Reps. Petri, Udall Meet With Business, Environmental Leaders On Global Warming
Congressmen Tom Petri (R-WI) and Tom Udall (D-NM) met in the U.S. Capitol Monday with leaders of major businesses and environmental groups to discuss measures against global warming. The congressmen sponsored the Keep America Competitive Global Warming Policy Act during the last Congress, and were interested to hear the business and environmental representatives outline their own recommendations.
"I'm glad to say that everybody in the meeting shared a sense of urgency about climate change. We were in considerable agreement about the measures we should take right away to limit the release of greenhouse gases," Petri said. "Congressman Udall and I are getting ready to reintroduce our bill in the current Congress, and we are seeing glimmers of consensus on the right approach."
"Energy independence and global warming are of paramount concern to the American people. Today, a significant development occurred toward advancing these goals," said Udall. "Major U.S. companies have stepped up to the plate and called for action now. They have helped raise the level of optimism on this issue."
The meeting was organized by the United States Climate Action Partnership. USCAP consists of market leaders Alcoa, BP America, Caterpillar, Duke Energy, DuPont, FPL Group, General Electric, Lehman Brothers, PG&E, and PNM Resources, along with four leading non- governmental organizations - Environmental Defense, Natural Resources Defense Council, Pew Center on Global Climate Change, and World Resources Institute.
Both the Udall-Petri bill and the framework advanced by USCAP would encourage research and innovation and would establish a mandatory cap-and-trade program with specific limits on greenhouse emissions. Businesses that succeed in reducing emissions would be allowed to sell unused emission allowances to other businesses that are having greater difficulty complying with limits. This system would help limit emissions, create economic opportunities and advance U.S. competitiveness.
"Our bill puts a price on greenhouse gas emissions and balances economic uncertainty to unleash American business ingenuity," said Udall. "I hope we hear the same message from the White House tomorrow night as we heard from this Nation's industry leaders today."

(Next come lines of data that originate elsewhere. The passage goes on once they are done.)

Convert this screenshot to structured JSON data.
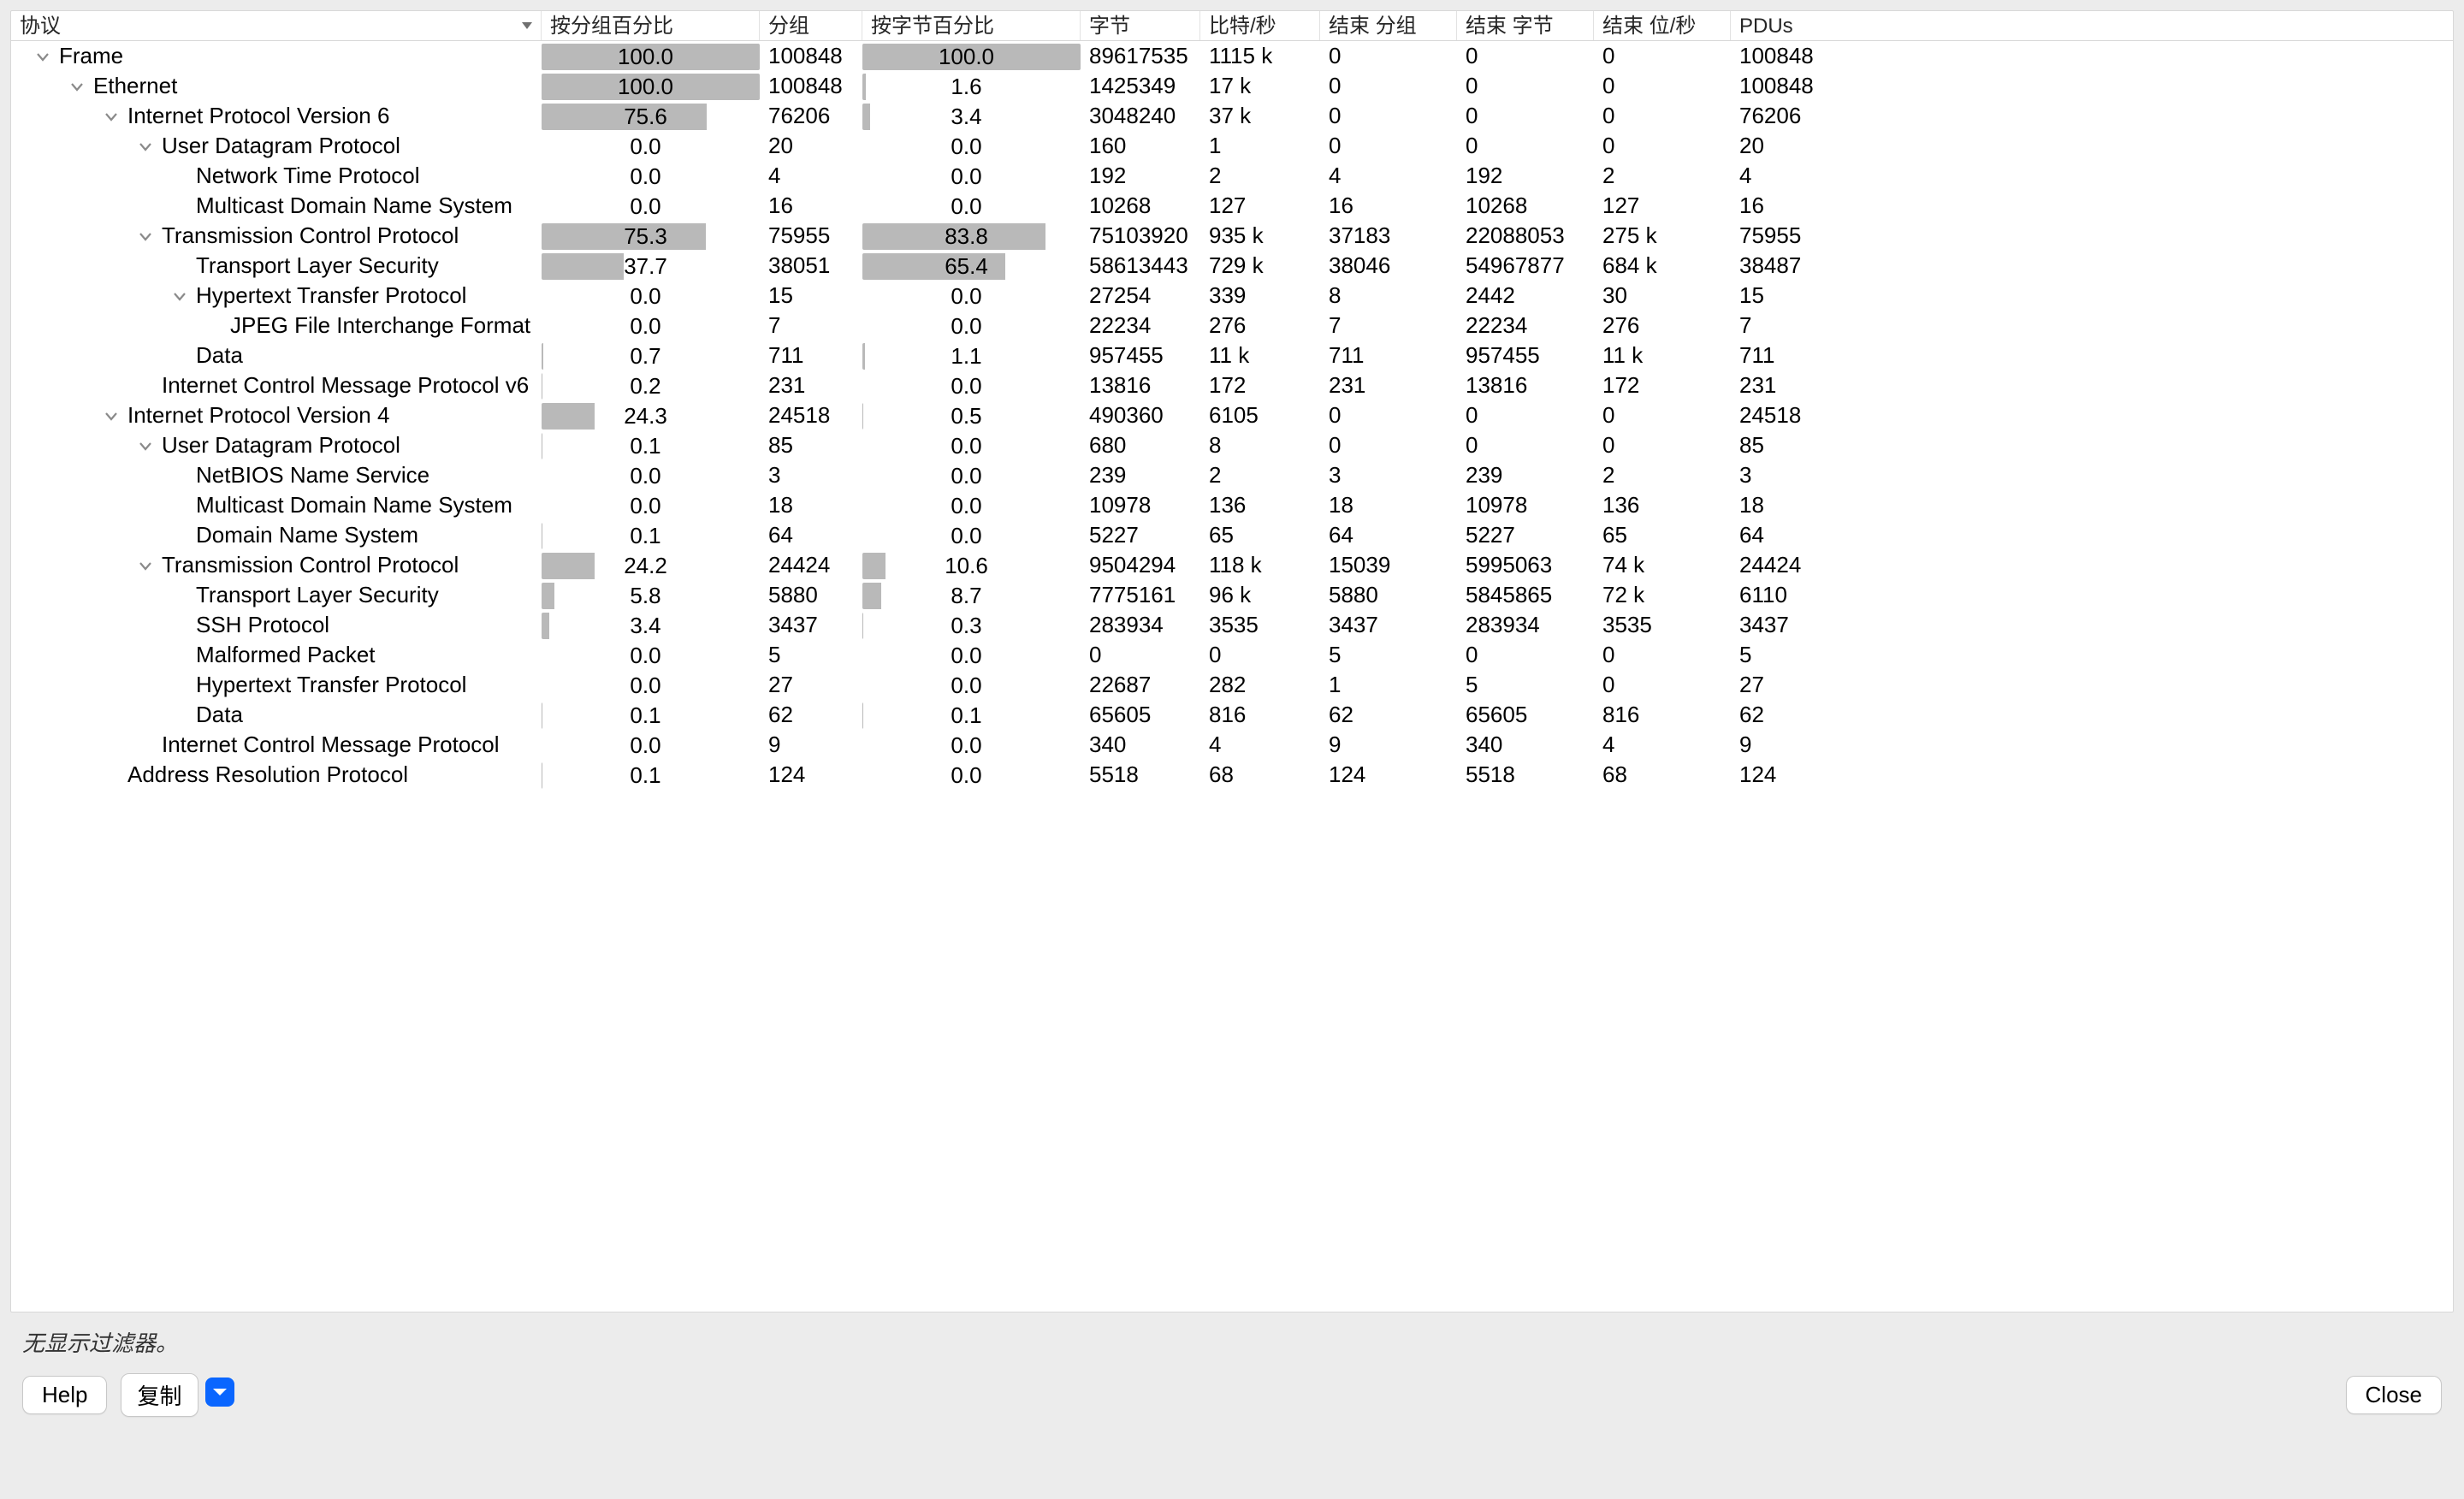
{
  "columns": [
    "协议",
    "按分组百分比",
    "分组",
    "按字节百分比",
    "字节",
    "比特/秒",
    "结束 分组",
    "结束 字节",
    "结束 位/秒",
    "PDUs"
  ],
  "status": "无显示过滤器。",
  "buttons": {
    "help": "Help",
    "copy": "复制",
    "close": "Close"
  },
  "rows": [
    {
      "indent": 0,
      "exp": true,
      "name": "Frame",
      "pct_p": 100.0,
      "packets": "100848",
      "pct_b": 100.0,
      "bytes": "89617535",
      "bps": "1115 k",
      "end_p": "0",
      "end_b": "0",
      "end_bps": "0",
      "pdus": "100848"
    },
    {
      "indent": 1,
      "exp": true,
      "name": "Ethernet",
      "pct_p": 100.0,
      "packets": "100848",
      "pct_b": 1.6,
      "bytes": "1425349",
      "bps": "17 k",
      "end_p": "0",
      "end_b": "0",
      "end_bps": "0",
      "pdus": "100848"
    },
    {
      "indent": 2,
      "exp": true,
      "name": "Internet Protocol Version 6",
      "pct_p": 75.6,
      "packets": "76206",
      "pct_b": 3.4,
      "bytes": "3048240",
      "bps": "37 k",
      "end_p": "0",
      "end_b": "0",
      "end_bps": "0",
      "pdus": "76206"
    },
    {
      "indent": 3,
      "exp": true,
      "name": "User Datagram Protocol",
      "pct_p": 0.0,
      "packets": "20",
      "pct_b": 0.0,
      "bytes": "160",
      "bps": "1",
      "end_p": "0",
      "end_b": "0",
      "end_bps": "0",
      "pdus": "20"
    },
    {
      "indent": 4,
      "exp": null,
      "name": "Network Time Protocol",
      "pct_p": 0.0,
      "packets": "4",
      "pct_b": 0.0,
      "bytes": "192",
      "bps": "2",
      "end_p": "4",
      "end_b": "192",
      "end_bps": "2",
      "pdus": "4"
    },
    {
      "indent": 4,
      "exp": null,
      "name": "Multicast Domain Name System",
      "pct_p": 0.0,
      "packets": "16",
      "pct_b": 0.0,
      "bytes": "10268",
      "bps": "127",
      "end_p": "16",
      "end_b": "10268",
      "end_bps": "127",
      "pdus": "16"
    },
    {
      "indent": 3,
      "exp": true,
      "name": "Transmission Control Protocol",
      "pct_p": 75.3,
      "packets": "75955",
      "pct_b": 83.8,
      "bytes": "75103920",
      "bps": "935 k",
      "end_p": "37183",
      "end_b": "22088053",
      "end_bps": "275 k",
      "pdus": "75955"
    },
    {
      "indent": 4,
      "exp": null,
      "name": "Transport Layer Security",
      "pct_p": 37.7,
      "packets": "38051",
      "pct_b": 65.4,
      "bytes": "58613443",
      "bps": "729 k",
      "end_p": "38046",
      "end_b": "54967877",
      "end_bps": "684 k",
      "pdus": "38487"
    },
    {
      "indent": 4,
      "exp": true,
      "name": "Hypertext Transfer Protocol",
      "pct_p": 0.0,
      "packets": "15",
      "pct_b": 0.0,
      "bytes": "27254",
      "bps": "339",
      "end_p": "8",
      "end_b": "2442",
      "end_bps": "30",
      "pdus": "15"
    },
    {
      "indent": 5,
      "exp": null,
      "name": "JPEG File Interchange Format",
      "pct_p": 0.0,
      "packets": "7",
      "pct_b": 0.0,
      "bytes": "22234",
      "bps": "276",
      "end_p": "7",
      "end_b": "22234",
      "end_bps": "276",
      "pdus": "7"
    },
    {
      "indent": 4,
      "exp": null,
      "name": "Data",
      "pct_p": 0.7,
      "packets": "711",
      "pct_b": 1.1,
      "bytes": "957455",
      "bps": "11 k",
      "end_p": "711",
      "end_b": "957455",
      "end_bps": "11 k",
      "pdus": "711"
    },
    {
      "indent": 3,
      "exp": null,
      "name": "Internet Control Message Protocol v6",
      "pct_p": 0.2,
      "packets": "231",
      "pct_b": 0.0,
      "bytes": "13816",
      "bps": "172",
      "end_p": "231",
      "end_b": "13816",
      "end_bps": "172",
      "pdus": "231"
    },
    {
      "indent": 2,
      "exp": true,
      "name": "Internet Protocol Version 4",
      "pct_p": 24.3,
      "packets": "24518",
      "pct_b": 0.5,
      "bytes": "490360",
      "bps": "6105",
      "end_p": "0",
      "end_b": "0",
      "end_bps": "0",
      "pdus": "24518"
    },
    {
      "indent": 3,
      "exp": true,
      "name": "User Datagram Protocol",
      "pct_p": 0.1,
      "packets": "85",
      "pct_b": 0.0,
      "bytes": "680",
      "bps": "8",
      "end_p": "0",
      "end_b": "0",
      "end_bps": "0",
      "pdus": "85"
    },
    {
      "indent": 4,
      "exp": null,
      "name": "NetBIOS Name Service",
      "pct_p": 0.0,
      "packets": "3",
      "pct_b": 0.0,
      "bytes": "239",
      "bps": "2",
      "end_p": "3",
      "end_b": "239",
      "end_bps": "2",
      "pdus": "3"
    },
    {
      "indent": 4,
      "exp": null,
      "name": "Multicast Domain Name System",
      "pct_p": 0.0,
      "packets": "18",
      "pct_b": 0.0,
      "bytes": "10978",
      "bps": "136",
      "end_p": "18",
      "end_b": "10978",
      "end_bps": "136",
      "pdus": "18"
    },
    {
      "indent": 4,
      "exp": null,
      "name": "Domain Name System",
      "pct_p": 0.1,
      "packets": "64",
      "pct_b": 0.0,
      "bytes": "5227",
      "bps": "65",
      "end_p": "64",
      "end_b": "5227",
      "end_bps": "65",
      "pdus": "64"
    },
    {
      "indent": 3,
      "exp": true,
      "name": "Transmission Control Protocol",
      "pct_p": 24.2,
      "packets": "24424",
      "pct_b": 10.6,
      "bytes": "9504294",
      "bps": "118 k",
      "end_p": "15039",
      "end_b": "5995063",
      "end_bps": "74 k",
      "pdus": "24424"
    },
    {
      "indent": 4,
      "exp": null,
      "name": "Transport Layer Security",
      "pct_p": 5.8,
      "packets": "5880",
      "pct_b": 8.7,
      "bytes": "7775161",
      "bps": "96 k",
      "end_p": "5880",
      "end_b": "5845865",
      "end_bps": "72 k",
      "pdus": "6110"
    },
    {
      "indent": 4,
      "exp": null,
      "name": "SSH Protocol",
      "pct_p": 3.4,
      "packets": "3437",
      "pct_b": 0.3,
      "bytes": "283934",
      "bps": "3535",
      "end_p": "3437",
      "end_b": "283934",
      "end_bps": "3535",
      "pdus": "3437"
    },
    {
      "indent": 4,
      "exp": null,
      "name": "Malformed Packet",
      "pct_p": 0.0,
      "packets": "5",
      "pct_b": 0.0,
      "bytes": "0",
      "bps": "0",
      "end_p": "5",
      "end_b": "0",
      "end_bps": "0",
      "pdus": "5"
    },
    {
      "indent": 4,
      "exp": null,
      "name": "Hypertext Transfer Protocol",
      "pct_p": 0.0,
      "packets": "27",
      "pct_b": 0.0,
      "bytes": "22687",
      "bps": "282",
      "end_p": "1",
      "end_b": "5",
      "end_bps": "0",
      "pdus": "27"
    },
    {
      "indent": 4,
      "exp": null,
      "name": "Data",
      "pct_p": 0.1,
      "packets": "62",
      "pct_b": 0.1,
      "bytes": "65605",
      "bps": "816",
      "end_p": "62",
      "end_b": "65605",
      "end_bps": "816",
      "pdus": "62"
    },
    {
      "indent": 3,
      "exp": null,
      "name": "Internet Control Message Protocol",
      "pct_p": 0.0,
      "packets": "9",
      "pct_b": 0.0,
      "bytes": "340",
      "bps": "4",
      "end_p": "9",
      "end_b": "340",
      "end_bps": "4",
      "pdus": "9"
    },
    {
      "indent": 2,
      "exp": null,
      "name": "Address Resolution Protocol",
      "pct_p": 0.1,
      "packets": "124",
      "pct_b": 0.0,
      "bytes": "5518",
      "bps": "68",
      "end_p": "124",
      "end_b": "5518",
      "end_bps": "68",
      "pdus": "124"
    }
  ]
}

"This is a way to get started against global warming," Petri said. "It will give businesses time to make required adjustments in a flexible way that companies can live with without fleeing abroad, taking jobs and production with them."